Segment Open

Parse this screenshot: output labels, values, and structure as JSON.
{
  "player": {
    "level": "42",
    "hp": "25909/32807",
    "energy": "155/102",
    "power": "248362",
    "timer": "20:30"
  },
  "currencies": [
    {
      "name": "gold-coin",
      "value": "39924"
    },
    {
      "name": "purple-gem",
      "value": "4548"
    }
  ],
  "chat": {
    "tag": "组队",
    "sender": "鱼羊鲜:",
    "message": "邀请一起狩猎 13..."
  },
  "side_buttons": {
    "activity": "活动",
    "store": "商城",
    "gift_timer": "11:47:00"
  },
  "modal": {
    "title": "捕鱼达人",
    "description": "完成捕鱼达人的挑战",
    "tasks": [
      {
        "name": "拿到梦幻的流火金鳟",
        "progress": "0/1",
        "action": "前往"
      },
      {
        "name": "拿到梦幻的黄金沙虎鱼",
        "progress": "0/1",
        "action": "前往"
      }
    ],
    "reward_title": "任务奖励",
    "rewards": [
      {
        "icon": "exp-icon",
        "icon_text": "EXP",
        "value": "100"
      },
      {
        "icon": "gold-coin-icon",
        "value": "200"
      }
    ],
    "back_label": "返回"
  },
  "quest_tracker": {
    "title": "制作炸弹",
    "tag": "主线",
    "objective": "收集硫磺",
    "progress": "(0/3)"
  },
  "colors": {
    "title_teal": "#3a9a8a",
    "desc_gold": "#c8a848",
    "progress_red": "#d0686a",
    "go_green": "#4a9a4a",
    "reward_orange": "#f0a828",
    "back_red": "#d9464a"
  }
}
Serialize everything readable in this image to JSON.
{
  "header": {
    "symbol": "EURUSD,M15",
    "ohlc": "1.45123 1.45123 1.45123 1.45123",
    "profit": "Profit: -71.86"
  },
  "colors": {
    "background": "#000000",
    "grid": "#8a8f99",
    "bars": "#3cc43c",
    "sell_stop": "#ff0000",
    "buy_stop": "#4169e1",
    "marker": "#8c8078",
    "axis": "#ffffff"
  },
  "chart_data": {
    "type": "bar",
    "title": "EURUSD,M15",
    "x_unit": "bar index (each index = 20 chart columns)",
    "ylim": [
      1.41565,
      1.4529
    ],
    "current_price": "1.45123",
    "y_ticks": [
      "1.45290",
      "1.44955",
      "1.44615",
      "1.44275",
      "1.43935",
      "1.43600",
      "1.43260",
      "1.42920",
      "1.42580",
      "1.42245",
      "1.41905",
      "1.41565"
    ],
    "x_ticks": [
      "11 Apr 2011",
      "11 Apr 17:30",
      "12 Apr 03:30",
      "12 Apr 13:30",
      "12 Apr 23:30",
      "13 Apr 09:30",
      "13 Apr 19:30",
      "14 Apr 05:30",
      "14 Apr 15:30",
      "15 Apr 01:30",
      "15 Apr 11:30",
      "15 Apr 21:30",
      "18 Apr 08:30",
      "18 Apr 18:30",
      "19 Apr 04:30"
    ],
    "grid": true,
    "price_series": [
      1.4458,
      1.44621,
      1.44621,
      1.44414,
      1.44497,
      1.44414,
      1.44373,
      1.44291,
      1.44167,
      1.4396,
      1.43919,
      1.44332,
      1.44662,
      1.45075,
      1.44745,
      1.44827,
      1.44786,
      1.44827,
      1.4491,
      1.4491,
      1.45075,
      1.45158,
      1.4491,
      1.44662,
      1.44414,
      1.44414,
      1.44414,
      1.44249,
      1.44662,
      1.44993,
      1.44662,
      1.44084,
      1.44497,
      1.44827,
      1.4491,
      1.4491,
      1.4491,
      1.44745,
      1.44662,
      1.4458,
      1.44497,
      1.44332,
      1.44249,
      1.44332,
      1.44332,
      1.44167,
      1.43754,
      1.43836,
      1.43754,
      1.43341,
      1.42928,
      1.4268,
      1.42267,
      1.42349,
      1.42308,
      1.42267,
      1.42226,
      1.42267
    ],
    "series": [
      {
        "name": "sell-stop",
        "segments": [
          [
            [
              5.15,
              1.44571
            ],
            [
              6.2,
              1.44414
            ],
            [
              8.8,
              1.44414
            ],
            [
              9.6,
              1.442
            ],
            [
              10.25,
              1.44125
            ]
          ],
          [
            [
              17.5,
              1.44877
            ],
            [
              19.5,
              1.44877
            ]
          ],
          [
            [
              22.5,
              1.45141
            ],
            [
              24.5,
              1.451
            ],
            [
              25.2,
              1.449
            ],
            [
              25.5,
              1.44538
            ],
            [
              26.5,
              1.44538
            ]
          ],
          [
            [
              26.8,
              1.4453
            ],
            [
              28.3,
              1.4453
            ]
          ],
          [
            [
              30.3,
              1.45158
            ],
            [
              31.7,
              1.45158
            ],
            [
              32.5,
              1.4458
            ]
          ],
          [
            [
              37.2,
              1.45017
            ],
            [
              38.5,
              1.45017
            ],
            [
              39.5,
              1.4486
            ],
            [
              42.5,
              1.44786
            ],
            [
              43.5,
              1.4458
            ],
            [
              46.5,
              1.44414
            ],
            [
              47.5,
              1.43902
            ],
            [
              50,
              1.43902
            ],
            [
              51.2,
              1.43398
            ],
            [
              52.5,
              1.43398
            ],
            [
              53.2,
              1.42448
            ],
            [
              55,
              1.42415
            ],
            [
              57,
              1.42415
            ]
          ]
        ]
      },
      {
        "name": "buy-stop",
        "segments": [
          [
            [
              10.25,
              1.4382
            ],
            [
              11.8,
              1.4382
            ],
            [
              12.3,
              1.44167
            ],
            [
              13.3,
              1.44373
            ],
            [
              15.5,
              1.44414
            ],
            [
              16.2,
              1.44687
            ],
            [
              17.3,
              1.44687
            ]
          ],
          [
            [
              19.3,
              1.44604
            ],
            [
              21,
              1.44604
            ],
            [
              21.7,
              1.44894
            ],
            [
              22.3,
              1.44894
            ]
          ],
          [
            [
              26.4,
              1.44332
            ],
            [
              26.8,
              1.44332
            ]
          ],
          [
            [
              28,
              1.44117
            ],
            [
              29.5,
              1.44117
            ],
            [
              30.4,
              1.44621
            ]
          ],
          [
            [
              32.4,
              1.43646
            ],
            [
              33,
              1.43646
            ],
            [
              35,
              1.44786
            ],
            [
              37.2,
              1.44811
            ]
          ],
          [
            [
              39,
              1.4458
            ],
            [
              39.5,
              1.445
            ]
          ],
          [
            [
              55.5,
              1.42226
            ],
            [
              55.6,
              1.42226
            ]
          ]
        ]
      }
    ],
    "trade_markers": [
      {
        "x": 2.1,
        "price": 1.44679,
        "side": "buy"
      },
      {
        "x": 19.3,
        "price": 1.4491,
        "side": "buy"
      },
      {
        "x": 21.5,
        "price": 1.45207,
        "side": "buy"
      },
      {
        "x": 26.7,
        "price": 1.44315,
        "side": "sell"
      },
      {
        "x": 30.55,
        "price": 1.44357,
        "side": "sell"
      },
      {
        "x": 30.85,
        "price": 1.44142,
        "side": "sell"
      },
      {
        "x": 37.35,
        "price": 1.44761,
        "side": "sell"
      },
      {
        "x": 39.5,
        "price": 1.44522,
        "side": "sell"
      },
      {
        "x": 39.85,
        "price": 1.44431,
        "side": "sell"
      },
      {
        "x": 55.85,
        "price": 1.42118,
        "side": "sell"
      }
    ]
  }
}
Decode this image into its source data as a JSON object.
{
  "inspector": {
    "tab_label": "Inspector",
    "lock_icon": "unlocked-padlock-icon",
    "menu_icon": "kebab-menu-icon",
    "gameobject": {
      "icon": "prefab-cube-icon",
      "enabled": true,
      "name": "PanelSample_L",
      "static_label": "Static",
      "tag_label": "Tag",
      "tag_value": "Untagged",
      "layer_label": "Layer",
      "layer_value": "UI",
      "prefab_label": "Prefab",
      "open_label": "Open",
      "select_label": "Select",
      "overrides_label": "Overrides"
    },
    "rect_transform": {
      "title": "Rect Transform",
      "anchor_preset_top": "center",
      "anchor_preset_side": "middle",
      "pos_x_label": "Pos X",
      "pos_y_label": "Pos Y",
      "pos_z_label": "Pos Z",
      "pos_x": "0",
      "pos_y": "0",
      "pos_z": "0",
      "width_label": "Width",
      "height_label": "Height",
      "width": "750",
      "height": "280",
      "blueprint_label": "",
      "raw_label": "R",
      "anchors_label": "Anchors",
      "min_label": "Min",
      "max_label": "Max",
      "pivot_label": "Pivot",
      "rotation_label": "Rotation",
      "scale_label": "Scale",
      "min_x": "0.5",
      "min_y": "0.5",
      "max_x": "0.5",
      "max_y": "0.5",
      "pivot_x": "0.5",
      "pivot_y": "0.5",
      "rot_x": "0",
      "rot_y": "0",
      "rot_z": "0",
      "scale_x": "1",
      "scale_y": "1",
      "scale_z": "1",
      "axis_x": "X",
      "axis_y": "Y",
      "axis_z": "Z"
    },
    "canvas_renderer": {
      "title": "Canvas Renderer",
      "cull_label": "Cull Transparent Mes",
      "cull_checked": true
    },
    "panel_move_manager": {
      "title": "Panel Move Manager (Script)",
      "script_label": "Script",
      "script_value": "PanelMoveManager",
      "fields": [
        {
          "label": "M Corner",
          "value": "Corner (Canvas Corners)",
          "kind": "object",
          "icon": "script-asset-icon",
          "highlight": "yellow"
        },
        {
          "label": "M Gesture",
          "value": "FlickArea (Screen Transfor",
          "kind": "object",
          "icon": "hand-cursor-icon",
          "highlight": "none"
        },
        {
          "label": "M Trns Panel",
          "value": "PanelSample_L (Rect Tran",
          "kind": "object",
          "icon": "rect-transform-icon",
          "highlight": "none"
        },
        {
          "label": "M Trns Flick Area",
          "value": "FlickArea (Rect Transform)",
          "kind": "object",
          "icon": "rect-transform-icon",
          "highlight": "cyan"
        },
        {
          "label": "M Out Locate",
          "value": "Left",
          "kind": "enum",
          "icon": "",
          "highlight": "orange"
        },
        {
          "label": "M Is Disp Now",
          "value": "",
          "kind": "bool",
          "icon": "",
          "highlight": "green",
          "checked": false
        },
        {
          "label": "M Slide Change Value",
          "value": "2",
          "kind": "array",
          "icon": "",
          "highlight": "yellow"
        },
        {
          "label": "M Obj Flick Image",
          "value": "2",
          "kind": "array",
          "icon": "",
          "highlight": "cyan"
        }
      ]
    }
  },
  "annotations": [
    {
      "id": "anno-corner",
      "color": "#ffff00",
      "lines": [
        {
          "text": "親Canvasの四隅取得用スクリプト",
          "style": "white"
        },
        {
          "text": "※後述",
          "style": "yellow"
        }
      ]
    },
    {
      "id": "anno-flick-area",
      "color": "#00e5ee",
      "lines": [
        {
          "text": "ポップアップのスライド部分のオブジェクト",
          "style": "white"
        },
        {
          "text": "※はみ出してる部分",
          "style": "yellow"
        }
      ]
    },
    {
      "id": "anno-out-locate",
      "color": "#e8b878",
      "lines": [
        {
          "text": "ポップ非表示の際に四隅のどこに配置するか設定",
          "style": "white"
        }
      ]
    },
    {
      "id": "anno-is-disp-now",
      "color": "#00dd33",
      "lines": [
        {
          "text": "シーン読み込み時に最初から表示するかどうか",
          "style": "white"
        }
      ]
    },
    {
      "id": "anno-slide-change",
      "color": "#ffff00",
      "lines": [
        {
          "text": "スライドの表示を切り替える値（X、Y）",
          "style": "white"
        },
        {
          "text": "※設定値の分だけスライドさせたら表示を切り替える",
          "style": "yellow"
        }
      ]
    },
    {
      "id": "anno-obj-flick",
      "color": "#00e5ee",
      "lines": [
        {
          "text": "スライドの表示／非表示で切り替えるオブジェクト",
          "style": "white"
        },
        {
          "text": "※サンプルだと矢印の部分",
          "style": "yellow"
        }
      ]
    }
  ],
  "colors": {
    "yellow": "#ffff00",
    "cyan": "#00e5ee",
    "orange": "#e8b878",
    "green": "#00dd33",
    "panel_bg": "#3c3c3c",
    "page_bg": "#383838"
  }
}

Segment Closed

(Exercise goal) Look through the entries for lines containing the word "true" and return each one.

(Solution)
    "grid": true,
      "enabled": true,
      "cull_checked": true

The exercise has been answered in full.